Demand for the ultimate game-day food usually spikes around major sporting events like the Super Bowl. But with the NCAA March Madness tournament canceled and restaurants shuttered to slow the rate of COVID-19 infection, there’s a massive surplus of chicken wings in the United States.
“The basketball, it’s for real,” Erik Oosterwijk, president of Fells Point Wholesale Meats in Baltimore, told The Washington Post. “The basketball didn’t happen. People are not going to restaurants and there’s a lot of excess.”
Just before the annual NCAA Tourney was canceled on March 12, poultry farmers sold over 1.24 million pounds of wings. By last week, sales had dropped to 433,000 pound.
“Those are millions of pounds of wings that people don’t eat,” Oosterwijk said. “And if [coronavirus] happened in January and February, it would have been the Super Bowl that got hit. There’s no doubt there’s a lot of food out there today.”
Prices have also significantly dropped — from nearly $2 per pound during the Super Bowl to nearly $1 per pound, the cheapest in more than nine years.

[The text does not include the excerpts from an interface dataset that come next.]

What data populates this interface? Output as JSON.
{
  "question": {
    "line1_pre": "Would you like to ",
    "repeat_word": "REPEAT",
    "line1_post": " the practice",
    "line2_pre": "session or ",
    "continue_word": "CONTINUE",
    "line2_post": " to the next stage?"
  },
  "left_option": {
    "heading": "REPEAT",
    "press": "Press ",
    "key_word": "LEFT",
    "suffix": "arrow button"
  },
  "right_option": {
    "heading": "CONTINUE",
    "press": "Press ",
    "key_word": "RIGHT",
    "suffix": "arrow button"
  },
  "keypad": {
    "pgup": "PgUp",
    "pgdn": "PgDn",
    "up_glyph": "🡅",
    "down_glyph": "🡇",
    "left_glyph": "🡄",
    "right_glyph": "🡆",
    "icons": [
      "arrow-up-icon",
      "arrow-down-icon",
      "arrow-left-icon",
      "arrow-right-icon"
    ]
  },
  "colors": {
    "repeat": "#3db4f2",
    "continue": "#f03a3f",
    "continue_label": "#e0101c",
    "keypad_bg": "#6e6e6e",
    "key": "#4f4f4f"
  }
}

Wing producers are trying to slow the surplus by closing processing and packaging plants, restricting the number of eggs allowed to hatch and limiting chickens’ food so they grow at a slower rate.
Suppliers are also trying to divert the wings from restaurants to grocers and freeze some of the food until the market bounces back. But at this point, it’s still not clear when the sports world will get back to normal.